After the US Constitution was first written and signed, it had to go to state conventions in order to be ratified. To be ratified, it had to be approved by at least three-quarters of the states. In many of these states, there was a lot of hesitancy about ratifying this document, because it did not include any protections of freedoms and rights.
At these state conventions, there were those who suggested changes, or amendments, to the Constitution before they would approve it. They wanted these amendments to protect both citizens and the states from the possibility of a tyrannical or overbearing federal government.
Some people at these state conventions wanted to make changes that amended the actual structure of the federal government. Even more than this, however, there were many who wanted to have a list of protected rights added to the Constitution. Many state constitutions already included fundamentally protected rights, and they wanted the federal government to do the same. This list of rights became the first ten amendments to the Constitution and is commonly known as The Bill of Rights.

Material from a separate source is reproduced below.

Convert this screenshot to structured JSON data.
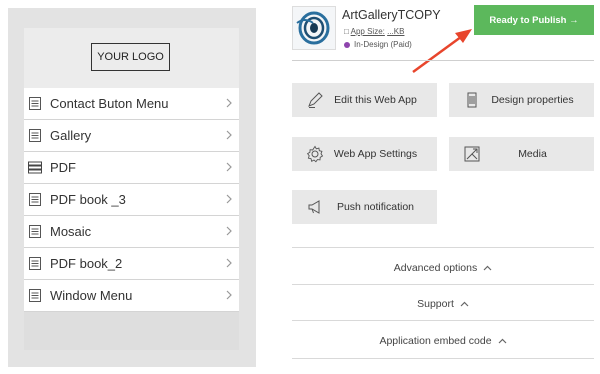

It was clear during these state conventions that the Constitution stood little chance of being ratified without a Bill of Rights. James Madison, one of the biggest proponents of the new constitution, understood this. He went to several state conventions to make it clear that a list of rights would be included. Madison took the best ideas from these various state conventions and distilled them down into what would eventually become the first ten amendments.